◆ **ASSIGNMENT**: A complete response lists each line of the data below that includes the word "true".

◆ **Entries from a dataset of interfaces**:
[Start of Attachment]

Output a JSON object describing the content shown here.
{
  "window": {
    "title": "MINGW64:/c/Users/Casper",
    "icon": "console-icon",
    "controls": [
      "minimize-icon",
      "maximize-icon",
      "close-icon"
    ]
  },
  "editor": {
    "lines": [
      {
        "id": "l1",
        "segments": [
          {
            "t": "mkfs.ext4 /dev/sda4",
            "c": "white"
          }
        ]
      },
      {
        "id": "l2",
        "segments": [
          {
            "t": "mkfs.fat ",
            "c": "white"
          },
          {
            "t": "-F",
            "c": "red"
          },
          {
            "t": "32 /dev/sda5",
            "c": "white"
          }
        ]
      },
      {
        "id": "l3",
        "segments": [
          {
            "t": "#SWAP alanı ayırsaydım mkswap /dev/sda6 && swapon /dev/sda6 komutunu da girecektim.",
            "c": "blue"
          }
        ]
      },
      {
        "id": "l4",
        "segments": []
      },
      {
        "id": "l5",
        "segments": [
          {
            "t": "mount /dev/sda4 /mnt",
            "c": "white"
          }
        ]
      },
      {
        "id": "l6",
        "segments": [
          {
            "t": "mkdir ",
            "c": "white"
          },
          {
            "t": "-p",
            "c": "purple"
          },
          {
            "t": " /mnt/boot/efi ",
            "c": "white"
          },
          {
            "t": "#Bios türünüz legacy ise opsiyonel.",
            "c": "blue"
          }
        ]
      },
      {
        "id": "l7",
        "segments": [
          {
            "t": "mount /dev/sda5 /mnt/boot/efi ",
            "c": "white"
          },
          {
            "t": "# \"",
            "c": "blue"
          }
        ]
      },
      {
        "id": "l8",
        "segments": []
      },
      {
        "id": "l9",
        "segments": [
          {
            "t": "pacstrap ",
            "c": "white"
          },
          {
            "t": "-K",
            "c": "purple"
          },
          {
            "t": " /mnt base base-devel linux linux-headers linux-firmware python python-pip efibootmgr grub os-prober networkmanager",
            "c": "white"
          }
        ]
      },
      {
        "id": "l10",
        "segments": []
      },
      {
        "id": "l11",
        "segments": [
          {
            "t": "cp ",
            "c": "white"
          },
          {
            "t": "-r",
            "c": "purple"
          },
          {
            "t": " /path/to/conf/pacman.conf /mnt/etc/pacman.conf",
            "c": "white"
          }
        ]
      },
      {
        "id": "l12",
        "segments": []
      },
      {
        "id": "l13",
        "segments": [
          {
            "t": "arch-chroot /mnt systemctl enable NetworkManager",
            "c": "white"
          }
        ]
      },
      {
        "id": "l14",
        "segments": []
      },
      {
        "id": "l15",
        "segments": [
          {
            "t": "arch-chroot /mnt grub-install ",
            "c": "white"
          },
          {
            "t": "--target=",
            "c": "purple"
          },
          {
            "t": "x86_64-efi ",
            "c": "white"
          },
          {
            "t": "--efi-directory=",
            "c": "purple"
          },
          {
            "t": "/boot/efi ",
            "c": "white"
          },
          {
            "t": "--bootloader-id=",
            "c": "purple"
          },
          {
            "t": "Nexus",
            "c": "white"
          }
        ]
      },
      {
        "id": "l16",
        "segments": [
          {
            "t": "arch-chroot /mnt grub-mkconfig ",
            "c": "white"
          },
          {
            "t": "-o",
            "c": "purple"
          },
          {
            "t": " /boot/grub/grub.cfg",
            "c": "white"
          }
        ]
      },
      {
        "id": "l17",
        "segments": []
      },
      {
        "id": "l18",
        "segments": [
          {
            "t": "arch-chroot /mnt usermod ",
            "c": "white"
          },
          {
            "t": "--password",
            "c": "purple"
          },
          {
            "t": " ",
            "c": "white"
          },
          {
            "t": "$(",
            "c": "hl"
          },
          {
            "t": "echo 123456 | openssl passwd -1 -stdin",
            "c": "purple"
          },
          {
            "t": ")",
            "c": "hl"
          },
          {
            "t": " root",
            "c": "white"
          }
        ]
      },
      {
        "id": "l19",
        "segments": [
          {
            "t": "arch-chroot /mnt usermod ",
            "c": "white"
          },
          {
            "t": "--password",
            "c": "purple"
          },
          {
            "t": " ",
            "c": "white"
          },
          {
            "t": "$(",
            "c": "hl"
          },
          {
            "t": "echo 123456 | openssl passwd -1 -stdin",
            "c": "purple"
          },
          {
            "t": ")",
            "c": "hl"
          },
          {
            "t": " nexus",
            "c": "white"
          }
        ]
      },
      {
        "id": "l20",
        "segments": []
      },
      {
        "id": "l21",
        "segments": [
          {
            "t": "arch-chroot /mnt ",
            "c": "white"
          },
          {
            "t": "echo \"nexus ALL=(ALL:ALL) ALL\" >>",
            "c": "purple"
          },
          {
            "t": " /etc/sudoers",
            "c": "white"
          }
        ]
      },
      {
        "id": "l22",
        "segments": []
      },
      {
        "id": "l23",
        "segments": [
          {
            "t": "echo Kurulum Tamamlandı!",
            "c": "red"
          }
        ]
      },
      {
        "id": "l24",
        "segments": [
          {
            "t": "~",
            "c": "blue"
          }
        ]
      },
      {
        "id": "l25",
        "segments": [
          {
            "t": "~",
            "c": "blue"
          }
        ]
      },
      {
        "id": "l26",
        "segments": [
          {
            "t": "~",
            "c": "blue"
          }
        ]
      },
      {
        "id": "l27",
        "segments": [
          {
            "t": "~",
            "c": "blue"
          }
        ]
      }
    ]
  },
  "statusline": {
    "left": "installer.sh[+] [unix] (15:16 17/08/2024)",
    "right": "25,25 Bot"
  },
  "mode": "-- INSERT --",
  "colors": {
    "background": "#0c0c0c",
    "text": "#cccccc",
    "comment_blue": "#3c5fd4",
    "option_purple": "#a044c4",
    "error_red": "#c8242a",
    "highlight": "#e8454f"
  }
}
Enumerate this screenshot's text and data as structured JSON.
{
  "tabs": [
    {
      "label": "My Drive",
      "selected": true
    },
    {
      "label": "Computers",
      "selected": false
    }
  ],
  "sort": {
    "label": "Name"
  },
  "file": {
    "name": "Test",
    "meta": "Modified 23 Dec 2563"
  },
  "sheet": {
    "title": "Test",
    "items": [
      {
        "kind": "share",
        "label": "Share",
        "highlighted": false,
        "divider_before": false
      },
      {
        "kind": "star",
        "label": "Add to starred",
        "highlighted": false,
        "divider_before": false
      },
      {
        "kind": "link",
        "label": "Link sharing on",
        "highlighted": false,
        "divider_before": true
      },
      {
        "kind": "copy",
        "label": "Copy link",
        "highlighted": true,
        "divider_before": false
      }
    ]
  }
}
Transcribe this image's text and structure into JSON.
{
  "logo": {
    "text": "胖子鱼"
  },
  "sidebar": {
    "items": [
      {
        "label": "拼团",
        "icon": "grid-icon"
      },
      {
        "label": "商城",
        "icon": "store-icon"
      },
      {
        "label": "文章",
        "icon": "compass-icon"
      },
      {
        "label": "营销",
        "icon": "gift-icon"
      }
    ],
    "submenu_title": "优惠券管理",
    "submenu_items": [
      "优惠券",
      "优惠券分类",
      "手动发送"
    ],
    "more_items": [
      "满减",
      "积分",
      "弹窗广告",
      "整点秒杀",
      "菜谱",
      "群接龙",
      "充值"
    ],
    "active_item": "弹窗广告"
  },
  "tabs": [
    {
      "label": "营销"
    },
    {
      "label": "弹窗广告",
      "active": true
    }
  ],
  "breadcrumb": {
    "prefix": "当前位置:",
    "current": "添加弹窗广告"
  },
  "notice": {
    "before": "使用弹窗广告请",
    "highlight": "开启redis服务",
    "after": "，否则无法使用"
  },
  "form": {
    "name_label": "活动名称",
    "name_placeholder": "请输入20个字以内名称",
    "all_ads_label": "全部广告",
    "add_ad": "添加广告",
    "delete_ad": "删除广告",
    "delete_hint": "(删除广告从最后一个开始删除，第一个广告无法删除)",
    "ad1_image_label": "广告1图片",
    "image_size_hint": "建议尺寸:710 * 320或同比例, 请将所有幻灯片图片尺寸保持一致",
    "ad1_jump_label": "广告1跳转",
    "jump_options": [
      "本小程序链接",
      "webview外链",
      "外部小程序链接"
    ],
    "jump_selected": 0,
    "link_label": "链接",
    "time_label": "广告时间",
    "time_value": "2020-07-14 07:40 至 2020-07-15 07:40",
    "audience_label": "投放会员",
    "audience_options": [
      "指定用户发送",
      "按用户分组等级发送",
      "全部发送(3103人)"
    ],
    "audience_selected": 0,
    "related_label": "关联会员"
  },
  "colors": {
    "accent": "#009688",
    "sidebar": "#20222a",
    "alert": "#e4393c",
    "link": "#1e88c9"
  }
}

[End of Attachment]

◆ **YOUR RESPONSE**:
      "selected": true
        "divider_before": true
        "highlighted": true,
      "active": true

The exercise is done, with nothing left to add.